28,000 people still displaced in collective centres in Gaza

Published as part of

UNRWA launches a new management system to better meet the needs of the displaced

Chart: Internally displaced peopleThe number of families displaced during Gaza’s most recent war was unprecedented. UNRWA estimates that approximately 90,000 refugees had their homes damaged or destroyed. While some families have been able to find shelter with relatives or friends, there remain close to 28,000 people residing in 18 UNRWA schools under the Agency’s new approach of Collective Centres (CCs).[1] Over half of these residents are children – approximately 7,000 girls, and 7,500 boys –and more than 6,500 are women.

Prior to the conflict, based on historical patterns, UNRWA anticipated some 35,000 to 50,000 internally displaced persons (IDPs) in its installations for a number of days during any military escalation. In reality, at the height of hostilities, 91 UNRWA schools were being utilized as shelters and hosted almost 300,000 people. The majority left their houses without personal or household belongings and lacked income to provide their basic needs. Although the 26 August ceasefire has held, it was not until 9 October that IDP numbers in UNRWA schools dropped below 50,000. The numbers are dropping gradually as families find alternative shelter with families or friends and begin to repair or reconstruct their damaged homes.

To better meet the needs of IDPs at CCs, and improve their quality of life, dignity and preparedness for the future, UNRWA established a Collective Centre Management Unit (CCMU). It operates from Gaza City and comprises a head of unit, five operations officers and three support teams. This is in addition to the pre-existing operational components of UNRWA shelters, including a dedicated manager and a small caretaking team at each CC, alongside a medical team consisting of a doctor, nurse and medical focal points.

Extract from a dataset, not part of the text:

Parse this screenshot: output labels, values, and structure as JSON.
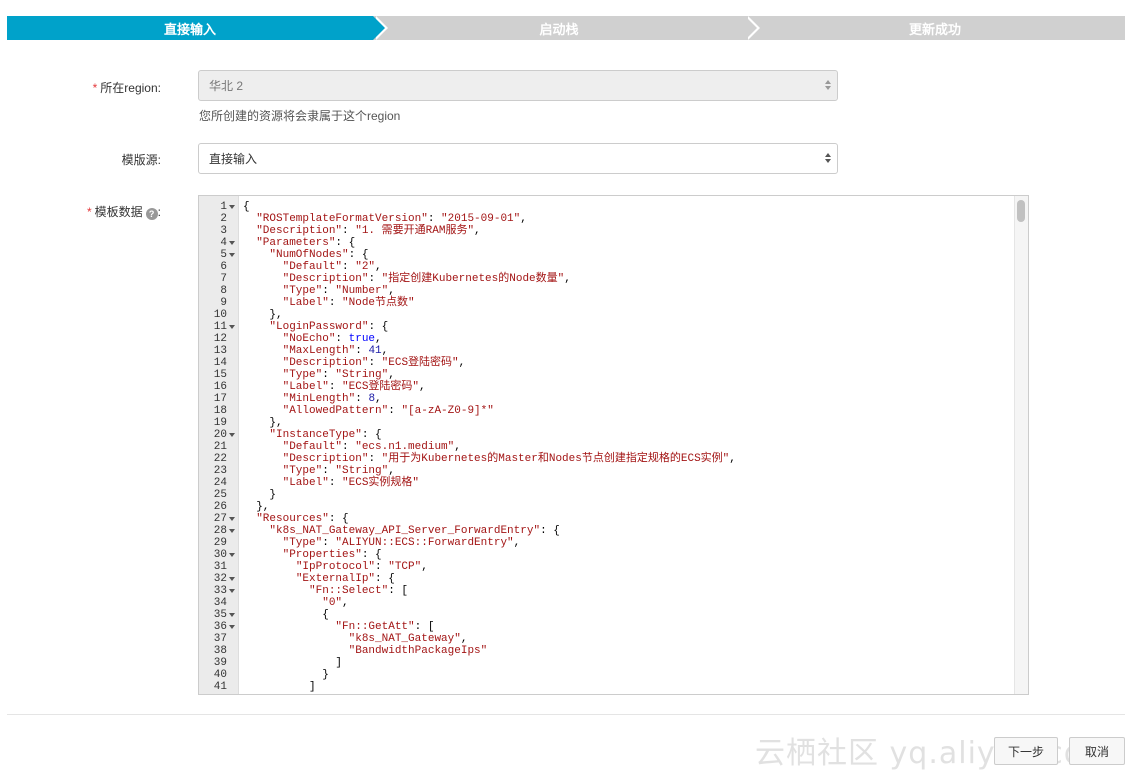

Participation by CC residents in decision making has enabled the implementation of important initiatives such as the IDP-led hygiene and water committees. Recreational activities for children and the provision of psychosocial support are also crucial aspects. In partnership with WFP, daily food rations are provided to residents and water supplies are trucked by UNRWA, municipalities and contractors to the CCs. With winter approaching, the current challenges faced by the CCMU are to ensure that all IDPs have adequate warm clothing, bedding, food and water.

Other initiatives implemented by the CCMU include the development of protection guidelines on issues such as the acceptance and registration of new IDPs, while considering vulnerabilities, access to facilities and services, and the prevention of violence.

UNRWA has been working in coordination with the National Consensus Government and UNDP to complete shelter assessments of all damaged and destroyed homes in the Gaza Strip. The Agency has commenced disbursement of transitional shelter cash assistance (TSCA) to affected families, including those who reside in the CCs. UNRWA estimates that the cost of TSCA per large family for 24 months is approximately US$6,000.

UNRWA is currently seeking $1.6 billion for emergency relief, early recovery and reconstruction priorities in the Gaza Strip.[2]

Family at an UNRWA Collective Centre awaits house reconstruction

Afaf and two of her nine children at the UNRWA Collective Centre. Photo by UNRWAAon and Afaf Abu Ajwa, together with their seven sons and two daughters (aged 11 to 22), were forced to evacuate their home in Ash Shuja’iyeh neighbourhood in eastern Gaza City, which was severely damaged in mid-July. They took refuge at an UNRWA shelter in Daraj school.

The terrifying ordeal was made worse when the family realized that their son, Imad, was missing. “I could not eat or sleep; I realized that we had left our son behind in the demolished house,” said 42 year old Afaf. “My husband and I took advantage of the first humanitarian truce and approached the home to look for him. We found him alive under the rubble, scared but unharmed.”

When the ceasefire was announced on 26 August, the family had no home to return to. Aon’s job as a bus driver for kindergarten children was also affected as the bus was damaged beyond repair.

The family moved to an UNRWA Collective Centre at Zaitoun Elementary School “B” at the beginning of September. “Life here is difficult despite the support and aid we receive… we really hope to move out and rebuild our home. It is difficult to locate an apartment for rent for 11 people,” said Afaf.

The family have since had their damaged home assessed and are now awaiting the results. They expect to receive a shelter assistance package soon.


[1] CCs are defined as “pre-existing buildings and structures used for the collective and communal settlement of a displaced population in the event of conflict or natural disaster”. See Shelter Cluster’s UNHCR and IOM Collective Centre guidance.

[2] For more information on UNRWA’s appeal see here.